■ TASK REQUIREMENTS ■
Each entry below is to be extracted exactly.

■ RECORDS FOR THIS TASK ■
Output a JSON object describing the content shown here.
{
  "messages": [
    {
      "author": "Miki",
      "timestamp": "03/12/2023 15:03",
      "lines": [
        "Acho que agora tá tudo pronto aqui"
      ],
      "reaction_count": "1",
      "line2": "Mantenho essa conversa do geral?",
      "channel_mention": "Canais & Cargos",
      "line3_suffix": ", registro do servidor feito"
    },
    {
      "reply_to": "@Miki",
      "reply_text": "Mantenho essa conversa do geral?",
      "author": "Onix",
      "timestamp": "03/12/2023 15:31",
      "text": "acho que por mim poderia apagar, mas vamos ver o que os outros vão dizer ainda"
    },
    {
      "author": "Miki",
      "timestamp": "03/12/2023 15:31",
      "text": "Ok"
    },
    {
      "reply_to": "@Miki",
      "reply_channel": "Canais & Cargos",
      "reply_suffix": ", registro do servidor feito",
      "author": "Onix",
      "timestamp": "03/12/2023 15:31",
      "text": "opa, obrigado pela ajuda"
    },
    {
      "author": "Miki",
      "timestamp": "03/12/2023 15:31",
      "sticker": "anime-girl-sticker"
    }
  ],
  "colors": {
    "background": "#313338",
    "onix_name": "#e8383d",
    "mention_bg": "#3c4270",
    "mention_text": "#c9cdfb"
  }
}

■ SOLUTION TO THE EXERCISE ■
Output a JSON object describing the content shown here.
{
  "messages": [
    {
      "author": "Miki",
      "timestamp": "03/12/2023 15:03",
      "lines": [
        "Acho que agora tá tudo pronto aqui"
      ],
      "reaction_count": "1",
      "line2": "Mantenho essa conversa do geral?",
      "channel_mention": "Canais & Cargos",
      "line3_suffix": ", registro do servidor feito"
    },
    {
      "reply_to": "@Miki",
      "reply_text": "Mantenho essa conversa do geral?",
      "author": "Onix",
      "timestamp": "03/12/2023 15:31",
      "text": "acho que por mim poderia apagar, mas vamos ver o que os outros vão dizer ainda"
    },
    {
      "author": "Miki",
      "timestamp": "03/12/2023 15:31",
      "text": "Ok"
    },
    {
      "reply_to": "@Miki",
      "reply_channel": "Canais & Cargos",
      "reply_suffix": ", registro do servidor feito",
      "author": "Onix",
      "timestamp": "03/12/2023 15:31",
      "text": "opa, obrigado pela ajuda"
    },
    {
      "author": "Miki",
      "timestamp": "03/12/2023 15:31",
      "sticker": "anime-girl-sticker"
    }
  ],
  "colors": {
    "background": "#313338",
    "onix_name": "#e8383d",
    "mention_bg": "#3c4270",
    "mention_text": "#c9cdfb"
  }
}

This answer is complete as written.